*Dataset rows for apps and sites*:
········

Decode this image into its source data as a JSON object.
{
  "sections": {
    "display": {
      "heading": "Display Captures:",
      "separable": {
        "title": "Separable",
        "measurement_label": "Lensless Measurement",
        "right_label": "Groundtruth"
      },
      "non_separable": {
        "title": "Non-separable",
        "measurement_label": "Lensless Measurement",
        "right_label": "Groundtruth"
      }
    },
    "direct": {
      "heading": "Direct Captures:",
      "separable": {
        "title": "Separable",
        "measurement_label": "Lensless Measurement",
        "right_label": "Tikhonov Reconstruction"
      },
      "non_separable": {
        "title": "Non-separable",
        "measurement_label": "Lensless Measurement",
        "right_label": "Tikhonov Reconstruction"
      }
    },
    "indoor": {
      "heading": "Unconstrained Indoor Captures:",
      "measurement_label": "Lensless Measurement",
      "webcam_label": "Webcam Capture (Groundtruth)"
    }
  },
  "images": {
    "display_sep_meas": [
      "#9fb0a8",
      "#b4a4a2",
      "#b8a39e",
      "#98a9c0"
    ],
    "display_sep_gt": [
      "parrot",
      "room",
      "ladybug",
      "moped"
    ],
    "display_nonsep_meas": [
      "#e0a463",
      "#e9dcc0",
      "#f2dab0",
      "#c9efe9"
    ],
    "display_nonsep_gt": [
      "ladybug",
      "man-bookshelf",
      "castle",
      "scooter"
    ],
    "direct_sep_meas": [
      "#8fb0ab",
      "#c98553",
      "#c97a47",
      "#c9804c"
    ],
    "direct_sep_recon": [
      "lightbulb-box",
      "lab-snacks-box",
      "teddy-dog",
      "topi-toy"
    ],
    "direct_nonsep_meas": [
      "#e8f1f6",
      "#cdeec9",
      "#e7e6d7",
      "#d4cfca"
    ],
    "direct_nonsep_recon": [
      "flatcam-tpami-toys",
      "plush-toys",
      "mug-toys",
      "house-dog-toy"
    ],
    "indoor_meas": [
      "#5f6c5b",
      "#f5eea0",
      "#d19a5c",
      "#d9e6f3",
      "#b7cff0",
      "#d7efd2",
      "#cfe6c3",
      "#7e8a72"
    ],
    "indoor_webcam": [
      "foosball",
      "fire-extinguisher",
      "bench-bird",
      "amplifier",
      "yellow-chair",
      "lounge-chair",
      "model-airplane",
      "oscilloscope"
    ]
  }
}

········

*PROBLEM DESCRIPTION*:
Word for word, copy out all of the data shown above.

*RESULT FOR THIS TASK*:
Decode this image into its source data as a JSON object.
{
  "sections": {
    "display": {
      "heading": "Display Captures:",
      "separable": {
        "title": "Separable",
        "measurement_label": "Lensless Measurement",
        "right_label": "Groundtruth"
      },
      "non_separable": {
        "title": "Non-separable",
        "measurement_label": "Lensless Measurement",
        "right_label": "Groundtruth"
      }
    },
    "direct": {
      "heading": "Direct Captures:",
      "separable": {
        "title": "Separable",
        "measurement_label": "Lensless Measurement",
        "right_label": "Tikhonov Reconstruction"
      },
      "non_separable": {
        "title": "Non-separable",
        "measurement_label": "Lensless Measurement",
        "right_label": "Tikhonov Reconstruction"
      }
    },
    "indoor": {
      "heading": "Unconstrained Indoor Captures:",
      "measurement_label": "Lensless Measurement",
      "webcam_label": "Webcam Capture (Groundtruth)"
    }
  },
  "images": {
    "display_sep_meas": [
      "#9fb0a8",
      "#b4a4a2",
      "#b8a39e",
      "#98a9c0"
    ],
    "display_sep_gt": [
      "parrot",
      "room",
      "ladybug",
      "moped"
    ],
    "display_nonsep_meas": [
      "#e0a463",
      "#e9dcc0",
      "#f2dab0",
      "#c9efe9"
    ],
    "display_nonsep_gt": [
      "ladybug",
      "man-bookshelf",
      "castle",
      "scooter"
    ],
    "direct_sep_meas": [
      "#8fb0ab",
      "#c98553",
      "#c97a47",
      "#c9804c"
    ],
    "direct_sep_recon": [
      "lightbulb-box",
      "lab-snacks-box",
      "teddy-dog",
      "topi-toy"
    ],
    "direct_nonsep_meas": [
      "#e8f1f6",
      "#cdeec9",
      "#e7e6d7",
      "#d4cfca"
    ],
    "direct_nonsep_recon": [
      "flatcam-tpami-toys",
      "plush-toys",
      "mug-toys",
      "house-dog-toy"
    ],
    "indoor_meas": [
      "#5f6c5b",
      "#f5eea0",
      "#d19a5c",
      "#d9e6f3",
      "#b7cff0",
      "#d7efd2",
      "#cfe6c3",
      "#7e8a72"
    ],
    "indoor_webcam": [
      "foosball",
      "fire-extinguisher",
      "bench-bird",
      "amplifier",
      "yellow-chair",
      "lounge-chair",
      "model-airplane",
      "oscilloscope"
    ]
  }
}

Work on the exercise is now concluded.